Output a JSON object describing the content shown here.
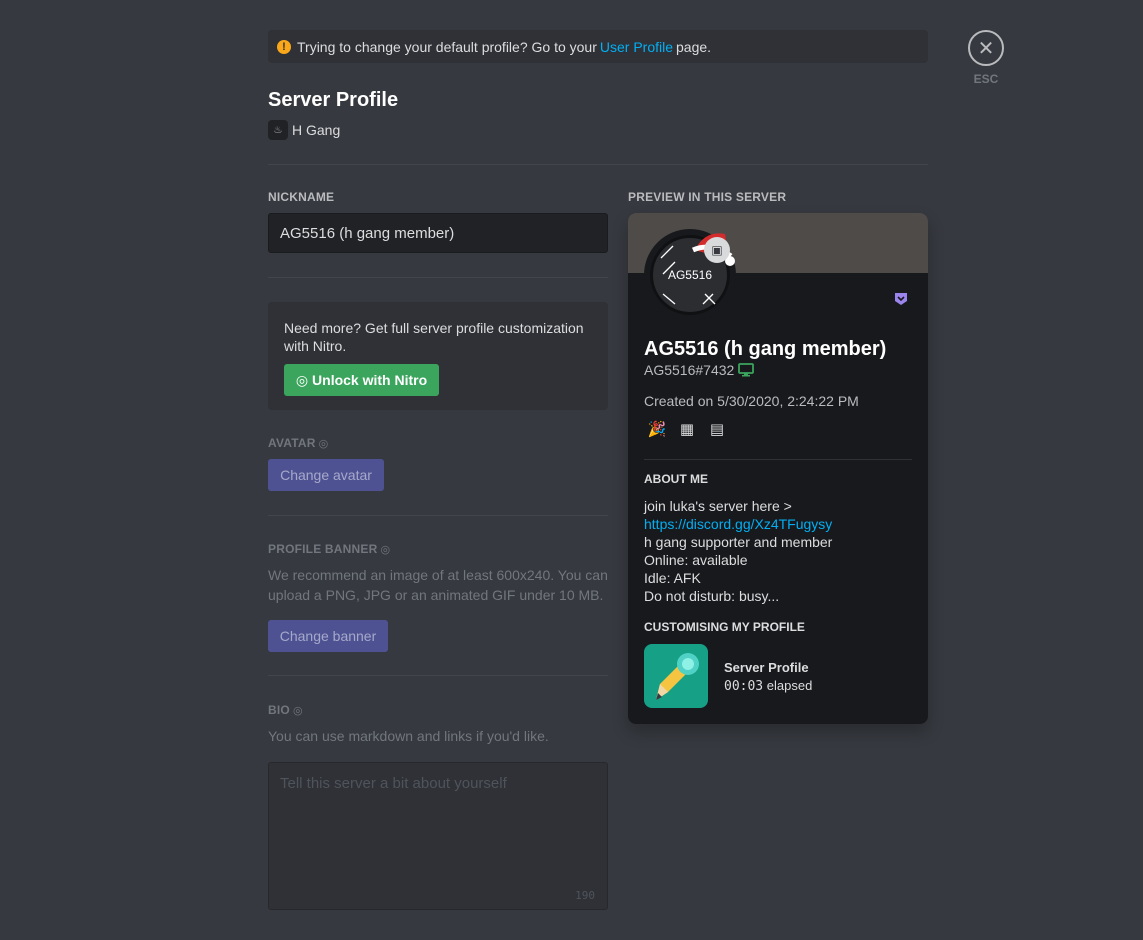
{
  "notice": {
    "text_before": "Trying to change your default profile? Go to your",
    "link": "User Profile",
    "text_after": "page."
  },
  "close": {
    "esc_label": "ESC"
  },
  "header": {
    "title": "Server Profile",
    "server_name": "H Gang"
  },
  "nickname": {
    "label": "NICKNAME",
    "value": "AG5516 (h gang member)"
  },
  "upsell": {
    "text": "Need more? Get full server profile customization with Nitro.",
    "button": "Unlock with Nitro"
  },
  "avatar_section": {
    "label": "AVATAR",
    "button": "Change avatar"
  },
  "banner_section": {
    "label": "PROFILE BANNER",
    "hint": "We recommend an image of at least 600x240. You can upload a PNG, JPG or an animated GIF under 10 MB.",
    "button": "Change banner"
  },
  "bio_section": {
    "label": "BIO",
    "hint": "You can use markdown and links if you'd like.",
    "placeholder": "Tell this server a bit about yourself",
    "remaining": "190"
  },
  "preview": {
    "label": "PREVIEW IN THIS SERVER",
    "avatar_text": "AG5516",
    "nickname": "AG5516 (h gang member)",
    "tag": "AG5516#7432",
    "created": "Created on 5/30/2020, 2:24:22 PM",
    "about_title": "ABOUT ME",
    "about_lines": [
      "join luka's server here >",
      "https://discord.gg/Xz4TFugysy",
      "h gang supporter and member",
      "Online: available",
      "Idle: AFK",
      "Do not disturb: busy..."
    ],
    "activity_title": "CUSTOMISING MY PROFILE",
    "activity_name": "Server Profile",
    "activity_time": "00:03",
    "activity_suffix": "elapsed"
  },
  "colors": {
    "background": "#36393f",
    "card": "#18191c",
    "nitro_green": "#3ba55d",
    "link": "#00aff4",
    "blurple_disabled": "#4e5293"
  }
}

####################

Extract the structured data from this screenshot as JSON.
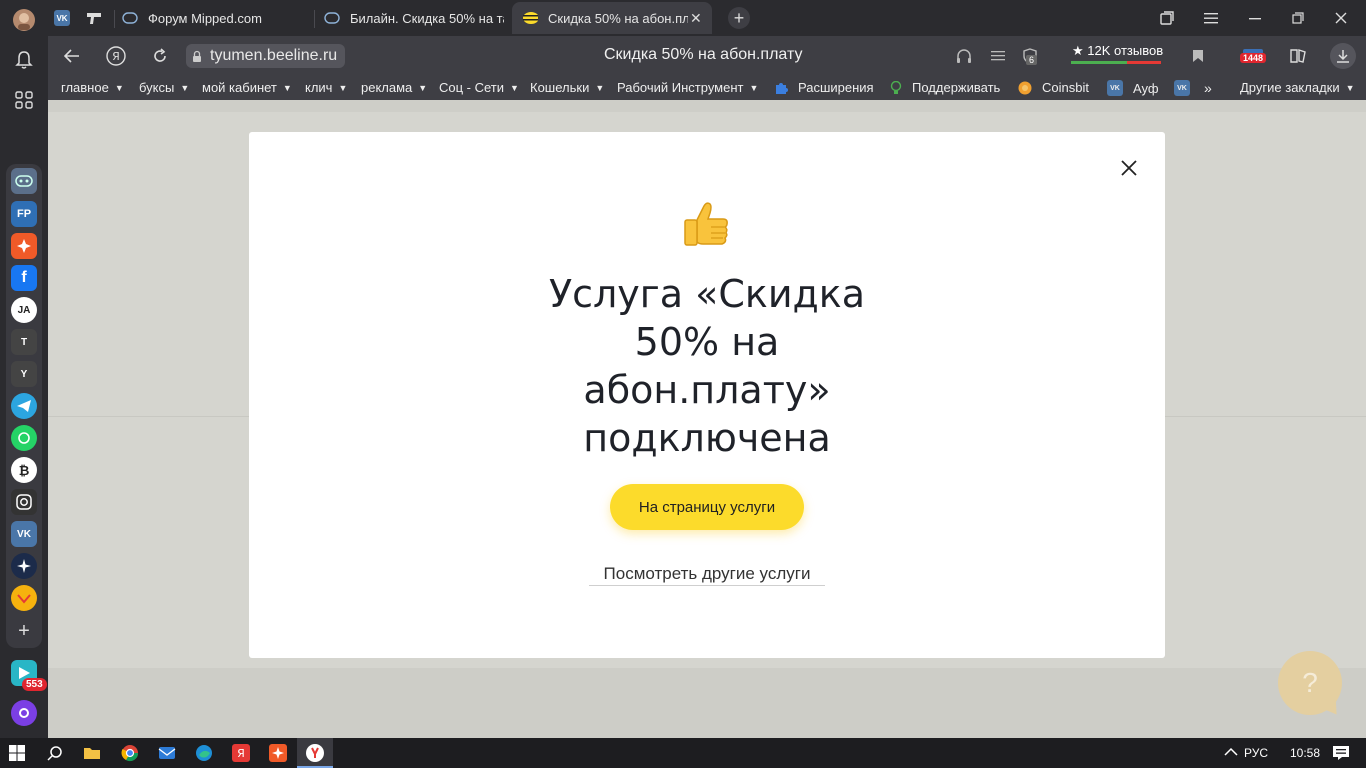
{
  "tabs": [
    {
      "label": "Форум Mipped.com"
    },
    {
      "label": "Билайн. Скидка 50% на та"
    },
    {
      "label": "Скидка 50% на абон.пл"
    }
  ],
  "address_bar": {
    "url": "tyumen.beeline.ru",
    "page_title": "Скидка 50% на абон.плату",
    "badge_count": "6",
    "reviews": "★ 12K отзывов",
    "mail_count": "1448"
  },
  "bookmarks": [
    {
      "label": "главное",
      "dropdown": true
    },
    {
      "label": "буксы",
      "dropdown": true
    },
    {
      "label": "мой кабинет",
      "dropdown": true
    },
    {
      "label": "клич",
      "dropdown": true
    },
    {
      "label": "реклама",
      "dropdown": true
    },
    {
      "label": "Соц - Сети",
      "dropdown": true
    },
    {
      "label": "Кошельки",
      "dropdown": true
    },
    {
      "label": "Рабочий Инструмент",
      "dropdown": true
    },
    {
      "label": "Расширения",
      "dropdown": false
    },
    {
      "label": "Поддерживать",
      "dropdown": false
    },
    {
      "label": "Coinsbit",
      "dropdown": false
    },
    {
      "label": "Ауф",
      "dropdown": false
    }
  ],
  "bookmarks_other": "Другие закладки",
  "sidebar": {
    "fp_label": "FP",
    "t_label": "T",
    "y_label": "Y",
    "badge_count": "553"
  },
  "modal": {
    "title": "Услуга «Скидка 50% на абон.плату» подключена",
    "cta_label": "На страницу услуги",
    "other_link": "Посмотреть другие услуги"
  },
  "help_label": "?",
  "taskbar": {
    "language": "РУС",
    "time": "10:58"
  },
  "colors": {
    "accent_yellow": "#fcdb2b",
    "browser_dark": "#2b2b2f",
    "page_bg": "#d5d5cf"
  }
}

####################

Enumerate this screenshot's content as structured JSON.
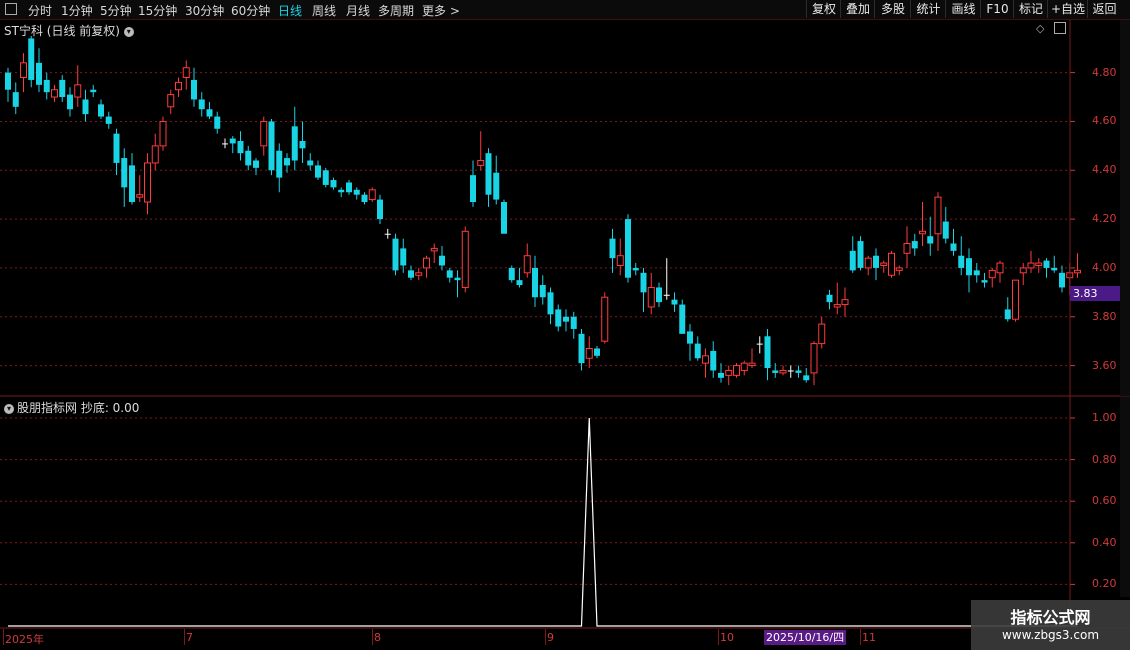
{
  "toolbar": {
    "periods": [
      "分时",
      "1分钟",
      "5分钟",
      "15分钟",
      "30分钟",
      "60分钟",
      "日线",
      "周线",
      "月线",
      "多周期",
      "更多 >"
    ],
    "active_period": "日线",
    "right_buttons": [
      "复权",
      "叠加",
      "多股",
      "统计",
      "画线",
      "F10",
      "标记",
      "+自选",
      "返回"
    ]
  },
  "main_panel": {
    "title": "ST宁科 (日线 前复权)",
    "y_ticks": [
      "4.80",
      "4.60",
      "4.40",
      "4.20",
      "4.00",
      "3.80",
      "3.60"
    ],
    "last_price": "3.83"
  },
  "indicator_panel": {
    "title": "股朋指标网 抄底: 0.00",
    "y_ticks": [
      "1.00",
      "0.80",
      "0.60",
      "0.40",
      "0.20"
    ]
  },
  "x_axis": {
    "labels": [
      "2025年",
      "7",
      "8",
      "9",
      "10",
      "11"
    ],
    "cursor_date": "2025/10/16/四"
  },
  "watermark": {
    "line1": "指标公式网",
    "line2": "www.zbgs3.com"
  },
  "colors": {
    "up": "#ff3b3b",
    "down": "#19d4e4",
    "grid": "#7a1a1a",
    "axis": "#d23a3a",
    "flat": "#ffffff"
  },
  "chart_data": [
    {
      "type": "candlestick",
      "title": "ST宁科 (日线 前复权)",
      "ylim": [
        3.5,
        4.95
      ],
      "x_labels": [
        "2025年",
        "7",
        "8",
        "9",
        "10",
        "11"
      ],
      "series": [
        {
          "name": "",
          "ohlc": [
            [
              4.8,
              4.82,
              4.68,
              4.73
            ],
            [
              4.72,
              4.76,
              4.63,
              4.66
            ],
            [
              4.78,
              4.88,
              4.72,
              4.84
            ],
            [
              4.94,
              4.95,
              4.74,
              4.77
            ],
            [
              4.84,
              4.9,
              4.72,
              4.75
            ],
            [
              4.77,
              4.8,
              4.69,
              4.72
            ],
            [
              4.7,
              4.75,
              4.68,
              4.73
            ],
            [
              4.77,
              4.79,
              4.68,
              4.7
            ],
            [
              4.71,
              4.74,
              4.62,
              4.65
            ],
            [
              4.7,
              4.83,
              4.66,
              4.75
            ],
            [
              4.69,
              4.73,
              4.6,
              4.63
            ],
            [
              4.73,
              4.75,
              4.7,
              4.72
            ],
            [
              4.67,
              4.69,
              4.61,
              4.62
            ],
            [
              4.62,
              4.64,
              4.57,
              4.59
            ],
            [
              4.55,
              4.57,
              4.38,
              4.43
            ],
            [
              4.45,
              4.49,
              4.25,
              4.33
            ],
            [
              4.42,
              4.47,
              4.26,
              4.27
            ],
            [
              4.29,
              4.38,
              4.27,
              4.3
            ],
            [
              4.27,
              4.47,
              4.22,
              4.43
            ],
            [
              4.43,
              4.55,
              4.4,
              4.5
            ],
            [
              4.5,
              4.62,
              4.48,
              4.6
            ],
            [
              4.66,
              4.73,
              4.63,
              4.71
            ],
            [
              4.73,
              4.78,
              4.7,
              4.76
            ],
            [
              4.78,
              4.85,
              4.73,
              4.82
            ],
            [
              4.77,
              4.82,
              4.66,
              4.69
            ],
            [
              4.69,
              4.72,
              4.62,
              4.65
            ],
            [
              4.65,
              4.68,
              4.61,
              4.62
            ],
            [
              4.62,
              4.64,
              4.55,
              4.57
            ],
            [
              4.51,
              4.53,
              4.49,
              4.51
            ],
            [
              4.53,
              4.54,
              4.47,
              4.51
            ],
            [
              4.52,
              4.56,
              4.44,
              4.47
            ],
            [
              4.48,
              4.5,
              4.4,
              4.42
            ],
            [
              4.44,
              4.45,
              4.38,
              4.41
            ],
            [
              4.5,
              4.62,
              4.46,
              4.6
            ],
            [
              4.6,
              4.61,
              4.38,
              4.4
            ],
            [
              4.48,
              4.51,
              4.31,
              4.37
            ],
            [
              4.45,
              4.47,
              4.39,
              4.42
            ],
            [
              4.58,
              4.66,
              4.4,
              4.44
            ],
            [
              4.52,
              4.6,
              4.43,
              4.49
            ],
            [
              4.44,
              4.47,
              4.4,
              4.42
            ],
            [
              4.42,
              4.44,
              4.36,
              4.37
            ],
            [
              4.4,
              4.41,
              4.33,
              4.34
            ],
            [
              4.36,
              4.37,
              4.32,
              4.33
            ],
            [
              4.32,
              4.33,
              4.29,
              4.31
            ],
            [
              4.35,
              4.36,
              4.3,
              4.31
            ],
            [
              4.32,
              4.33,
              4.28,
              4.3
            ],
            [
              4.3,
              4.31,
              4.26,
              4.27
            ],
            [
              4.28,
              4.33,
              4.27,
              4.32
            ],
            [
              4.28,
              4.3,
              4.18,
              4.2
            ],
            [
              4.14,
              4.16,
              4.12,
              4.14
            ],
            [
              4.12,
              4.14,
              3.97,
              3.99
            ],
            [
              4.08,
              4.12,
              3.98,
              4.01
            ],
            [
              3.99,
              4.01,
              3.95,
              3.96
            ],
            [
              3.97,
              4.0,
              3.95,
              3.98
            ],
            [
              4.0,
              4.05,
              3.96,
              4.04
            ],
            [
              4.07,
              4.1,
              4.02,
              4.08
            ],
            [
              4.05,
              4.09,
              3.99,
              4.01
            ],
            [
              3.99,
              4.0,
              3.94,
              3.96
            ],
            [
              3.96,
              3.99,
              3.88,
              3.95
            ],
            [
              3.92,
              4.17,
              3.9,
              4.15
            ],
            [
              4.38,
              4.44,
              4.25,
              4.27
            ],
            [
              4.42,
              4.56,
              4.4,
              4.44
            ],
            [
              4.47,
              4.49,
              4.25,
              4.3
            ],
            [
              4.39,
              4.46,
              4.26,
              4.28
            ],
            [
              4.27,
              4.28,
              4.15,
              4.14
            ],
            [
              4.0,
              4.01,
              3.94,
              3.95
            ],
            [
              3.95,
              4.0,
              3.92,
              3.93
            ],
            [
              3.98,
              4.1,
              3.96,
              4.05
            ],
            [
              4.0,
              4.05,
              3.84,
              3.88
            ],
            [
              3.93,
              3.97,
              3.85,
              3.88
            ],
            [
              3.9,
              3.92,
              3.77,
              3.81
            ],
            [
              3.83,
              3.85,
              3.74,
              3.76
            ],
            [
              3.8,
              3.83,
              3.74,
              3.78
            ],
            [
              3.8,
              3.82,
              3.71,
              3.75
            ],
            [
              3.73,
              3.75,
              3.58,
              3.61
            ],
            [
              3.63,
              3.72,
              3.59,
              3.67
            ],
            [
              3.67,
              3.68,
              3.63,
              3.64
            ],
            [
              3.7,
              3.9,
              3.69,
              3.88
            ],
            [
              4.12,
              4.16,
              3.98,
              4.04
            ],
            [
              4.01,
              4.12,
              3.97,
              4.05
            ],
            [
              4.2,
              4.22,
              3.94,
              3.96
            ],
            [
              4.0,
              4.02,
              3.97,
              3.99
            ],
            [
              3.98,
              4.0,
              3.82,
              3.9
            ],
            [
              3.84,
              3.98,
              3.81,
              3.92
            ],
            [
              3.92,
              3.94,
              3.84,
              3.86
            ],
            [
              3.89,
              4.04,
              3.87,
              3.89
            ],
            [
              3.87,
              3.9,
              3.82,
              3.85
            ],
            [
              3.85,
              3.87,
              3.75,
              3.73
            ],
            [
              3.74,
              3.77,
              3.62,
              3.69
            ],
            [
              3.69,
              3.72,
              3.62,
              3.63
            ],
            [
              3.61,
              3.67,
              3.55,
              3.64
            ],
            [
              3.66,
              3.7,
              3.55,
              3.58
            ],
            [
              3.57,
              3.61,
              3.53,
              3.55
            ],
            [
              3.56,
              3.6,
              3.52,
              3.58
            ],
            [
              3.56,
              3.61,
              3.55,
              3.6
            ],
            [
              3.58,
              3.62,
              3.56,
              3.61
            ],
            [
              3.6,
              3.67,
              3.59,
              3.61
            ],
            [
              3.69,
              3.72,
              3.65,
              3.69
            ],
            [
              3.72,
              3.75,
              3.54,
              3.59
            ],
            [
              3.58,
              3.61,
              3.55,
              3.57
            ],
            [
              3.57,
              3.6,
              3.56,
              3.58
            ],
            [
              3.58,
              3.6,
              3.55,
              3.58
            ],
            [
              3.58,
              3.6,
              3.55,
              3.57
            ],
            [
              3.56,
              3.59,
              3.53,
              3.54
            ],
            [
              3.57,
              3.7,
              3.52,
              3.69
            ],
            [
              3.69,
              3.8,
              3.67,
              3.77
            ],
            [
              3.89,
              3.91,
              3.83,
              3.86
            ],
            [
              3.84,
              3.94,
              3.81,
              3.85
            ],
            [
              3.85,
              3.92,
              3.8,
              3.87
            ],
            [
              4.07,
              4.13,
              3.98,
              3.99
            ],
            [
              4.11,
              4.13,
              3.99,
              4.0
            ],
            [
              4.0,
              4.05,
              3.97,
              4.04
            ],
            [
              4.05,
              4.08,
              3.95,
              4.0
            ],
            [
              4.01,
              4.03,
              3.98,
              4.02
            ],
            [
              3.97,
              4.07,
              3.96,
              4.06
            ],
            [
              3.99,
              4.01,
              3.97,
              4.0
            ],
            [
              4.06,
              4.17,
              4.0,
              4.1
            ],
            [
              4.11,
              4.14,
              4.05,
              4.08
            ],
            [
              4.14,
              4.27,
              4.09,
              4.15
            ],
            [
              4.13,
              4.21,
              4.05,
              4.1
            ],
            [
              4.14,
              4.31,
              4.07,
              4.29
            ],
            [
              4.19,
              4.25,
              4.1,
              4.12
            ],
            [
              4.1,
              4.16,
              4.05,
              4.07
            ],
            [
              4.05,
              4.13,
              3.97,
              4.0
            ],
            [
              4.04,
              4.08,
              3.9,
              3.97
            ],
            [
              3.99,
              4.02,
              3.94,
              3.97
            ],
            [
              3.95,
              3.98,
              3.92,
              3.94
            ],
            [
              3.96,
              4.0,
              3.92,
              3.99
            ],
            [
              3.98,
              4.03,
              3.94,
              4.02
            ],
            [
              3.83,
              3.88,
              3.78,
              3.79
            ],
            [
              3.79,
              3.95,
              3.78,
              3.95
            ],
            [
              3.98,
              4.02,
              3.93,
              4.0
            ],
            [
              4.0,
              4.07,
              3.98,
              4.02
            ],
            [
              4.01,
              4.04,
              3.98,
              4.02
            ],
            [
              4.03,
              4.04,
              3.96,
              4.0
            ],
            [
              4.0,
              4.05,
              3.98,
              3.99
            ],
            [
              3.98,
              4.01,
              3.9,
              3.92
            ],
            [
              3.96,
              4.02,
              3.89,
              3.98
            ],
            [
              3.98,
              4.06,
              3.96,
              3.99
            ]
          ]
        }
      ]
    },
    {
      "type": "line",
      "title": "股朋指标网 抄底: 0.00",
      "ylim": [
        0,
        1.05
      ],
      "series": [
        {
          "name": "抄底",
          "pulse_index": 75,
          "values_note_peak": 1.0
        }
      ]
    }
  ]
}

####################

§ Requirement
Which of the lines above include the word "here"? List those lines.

§ Answer section
Output a JSON object describing the content shown here.
      "join luka's server here >",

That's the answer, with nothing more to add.